Bangkok is in flames as the counter-revolutionary violence in Thailand reaches a bloody climax. The long-awaited assault by the Thai army has already taken place, and will not cease until every trace of the protest has been wiped out. No-one can be sure of the number of casualties, but the final figure will certainly be more than what the authorities have admitted to so far. It seems that some red-shirts have responded by setting fire to banks, shopping malls and other buildings in the city, and there are reports that protests and violence is erupting in other parts of the city.
(We reproduce an article from Britain relevant to the situation in NZ. To read full article go to http://www.marxist.com/monopoly-capitalism.htm)
Capitalist economists constantly argue that privately run industry driven by pursuit of profit is the best way for an economy to function. But, even a cursory look at the world around us tells a very different story. Far from being efficient, capitalism is riddled with contradictions and crisis. You could write multiple volumes, as Karl Marx did, on the inadequacies of capitalism, but here, in this limited space, we shall deal with just a few.
The workers at the Foshan Honda plant in China won a 35% wage increase after taking strike action which started on May 17.
According to the PSA “Budget 2010 does little to improve prospects for public sector workers and delivery of public services... expect further restructuring tighter restraints and the steady erosion of public services. Job losses will continue....”
Labour history has been made. New Zealand has had it's first Mall workers strike. Workers in JB Hi-Fi in Albany, organised with the Unite Union, were on strike for better pay and against a culture of bullying and intimidation against union members.
It’s been close to a month since the Deepwater Horison Oil Rig exploded and sank into the Gulf of Mexico, just 45 miles south of the already beleaguered gulf coasts of Louisiana and Mississippi.
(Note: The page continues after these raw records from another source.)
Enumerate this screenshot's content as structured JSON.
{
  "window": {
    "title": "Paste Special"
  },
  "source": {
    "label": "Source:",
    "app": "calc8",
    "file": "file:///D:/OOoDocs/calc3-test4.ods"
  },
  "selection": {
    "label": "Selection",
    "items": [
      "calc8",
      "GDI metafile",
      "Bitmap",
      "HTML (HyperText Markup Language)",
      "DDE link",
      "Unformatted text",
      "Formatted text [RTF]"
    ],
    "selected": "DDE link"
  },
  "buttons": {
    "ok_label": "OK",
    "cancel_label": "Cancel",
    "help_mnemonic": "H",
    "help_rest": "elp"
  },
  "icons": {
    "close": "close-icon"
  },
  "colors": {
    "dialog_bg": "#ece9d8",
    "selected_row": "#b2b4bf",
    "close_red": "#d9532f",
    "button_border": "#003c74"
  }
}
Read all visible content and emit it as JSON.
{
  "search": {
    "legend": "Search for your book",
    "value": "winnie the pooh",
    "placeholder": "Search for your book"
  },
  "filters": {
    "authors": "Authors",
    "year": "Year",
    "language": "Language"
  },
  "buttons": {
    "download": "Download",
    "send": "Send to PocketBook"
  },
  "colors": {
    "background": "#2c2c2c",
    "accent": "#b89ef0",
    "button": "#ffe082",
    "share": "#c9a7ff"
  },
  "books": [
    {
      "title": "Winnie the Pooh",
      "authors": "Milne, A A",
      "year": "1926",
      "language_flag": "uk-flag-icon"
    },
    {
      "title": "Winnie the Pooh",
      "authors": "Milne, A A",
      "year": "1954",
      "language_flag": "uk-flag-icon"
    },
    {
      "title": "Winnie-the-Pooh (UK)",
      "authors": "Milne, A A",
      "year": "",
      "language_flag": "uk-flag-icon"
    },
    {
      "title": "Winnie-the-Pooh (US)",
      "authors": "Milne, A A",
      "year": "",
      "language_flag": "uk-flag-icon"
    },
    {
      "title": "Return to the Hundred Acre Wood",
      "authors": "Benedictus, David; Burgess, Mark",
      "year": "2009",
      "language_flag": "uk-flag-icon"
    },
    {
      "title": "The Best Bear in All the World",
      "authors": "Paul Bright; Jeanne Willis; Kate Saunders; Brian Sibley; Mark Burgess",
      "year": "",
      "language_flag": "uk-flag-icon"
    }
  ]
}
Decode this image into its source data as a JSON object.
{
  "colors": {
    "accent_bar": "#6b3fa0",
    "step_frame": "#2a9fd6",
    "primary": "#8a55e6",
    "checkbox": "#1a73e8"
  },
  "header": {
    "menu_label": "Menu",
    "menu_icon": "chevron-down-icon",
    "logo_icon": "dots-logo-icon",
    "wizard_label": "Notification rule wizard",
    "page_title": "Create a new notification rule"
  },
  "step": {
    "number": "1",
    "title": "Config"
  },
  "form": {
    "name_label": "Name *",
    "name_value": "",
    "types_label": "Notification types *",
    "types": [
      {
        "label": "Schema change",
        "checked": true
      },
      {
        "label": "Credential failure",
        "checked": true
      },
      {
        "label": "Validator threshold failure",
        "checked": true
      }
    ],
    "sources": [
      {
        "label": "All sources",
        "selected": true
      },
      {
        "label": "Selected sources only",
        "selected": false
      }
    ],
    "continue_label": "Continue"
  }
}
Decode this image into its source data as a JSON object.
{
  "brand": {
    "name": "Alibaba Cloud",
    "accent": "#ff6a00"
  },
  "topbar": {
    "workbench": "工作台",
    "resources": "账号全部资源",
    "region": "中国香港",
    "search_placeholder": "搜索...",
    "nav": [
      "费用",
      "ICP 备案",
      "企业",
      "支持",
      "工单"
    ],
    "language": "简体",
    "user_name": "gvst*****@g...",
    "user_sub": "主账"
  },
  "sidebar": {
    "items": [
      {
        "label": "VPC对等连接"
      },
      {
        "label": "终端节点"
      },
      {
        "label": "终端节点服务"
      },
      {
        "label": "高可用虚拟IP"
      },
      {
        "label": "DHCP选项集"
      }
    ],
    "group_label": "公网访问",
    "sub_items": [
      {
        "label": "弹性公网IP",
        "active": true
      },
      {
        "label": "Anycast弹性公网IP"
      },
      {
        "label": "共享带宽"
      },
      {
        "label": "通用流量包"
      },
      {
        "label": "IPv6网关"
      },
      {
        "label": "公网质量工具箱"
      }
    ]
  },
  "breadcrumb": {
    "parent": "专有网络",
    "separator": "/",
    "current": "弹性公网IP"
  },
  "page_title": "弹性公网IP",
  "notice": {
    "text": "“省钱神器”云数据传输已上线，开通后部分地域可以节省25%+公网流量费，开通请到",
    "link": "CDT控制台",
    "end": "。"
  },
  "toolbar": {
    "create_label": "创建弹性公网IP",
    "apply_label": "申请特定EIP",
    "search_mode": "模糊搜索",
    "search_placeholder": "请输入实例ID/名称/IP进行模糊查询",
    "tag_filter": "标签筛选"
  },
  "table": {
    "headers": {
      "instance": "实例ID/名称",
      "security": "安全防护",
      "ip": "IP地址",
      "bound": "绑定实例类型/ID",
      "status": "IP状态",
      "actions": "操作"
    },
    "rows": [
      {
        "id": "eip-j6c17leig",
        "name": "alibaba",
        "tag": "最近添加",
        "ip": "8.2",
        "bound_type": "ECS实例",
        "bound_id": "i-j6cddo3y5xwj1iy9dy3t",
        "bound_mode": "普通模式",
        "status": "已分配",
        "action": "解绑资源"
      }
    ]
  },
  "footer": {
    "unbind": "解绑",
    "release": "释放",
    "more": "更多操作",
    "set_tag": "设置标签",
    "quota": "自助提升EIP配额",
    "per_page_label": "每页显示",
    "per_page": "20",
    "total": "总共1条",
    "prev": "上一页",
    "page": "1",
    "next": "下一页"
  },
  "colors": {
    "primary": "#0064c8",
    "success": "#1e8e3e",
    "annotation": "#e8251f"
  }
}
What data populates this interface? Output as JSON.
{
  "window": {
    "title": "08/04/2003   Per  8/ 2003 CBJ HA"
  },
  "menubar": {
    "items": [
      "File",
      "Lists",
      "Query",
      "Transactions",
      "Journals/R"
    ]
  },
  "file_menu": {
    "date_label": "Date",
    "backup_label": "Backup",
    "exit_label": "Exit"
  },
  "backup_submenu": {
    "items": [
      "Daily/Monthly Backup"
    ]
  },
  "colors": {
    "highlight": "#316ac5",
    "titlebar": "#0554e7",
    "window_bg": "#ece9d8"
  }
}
The ensuing oil spill may well surpass that which followed the wreck of the Exxon Valdez, which poured over 11 million gallons of oil into Alaska’s Prince William Sound in the spring of 1989. British Petroleum, which was the operator of the oil platform, had been leasing the rig from the deep seas drilling conglomerate TransOcean.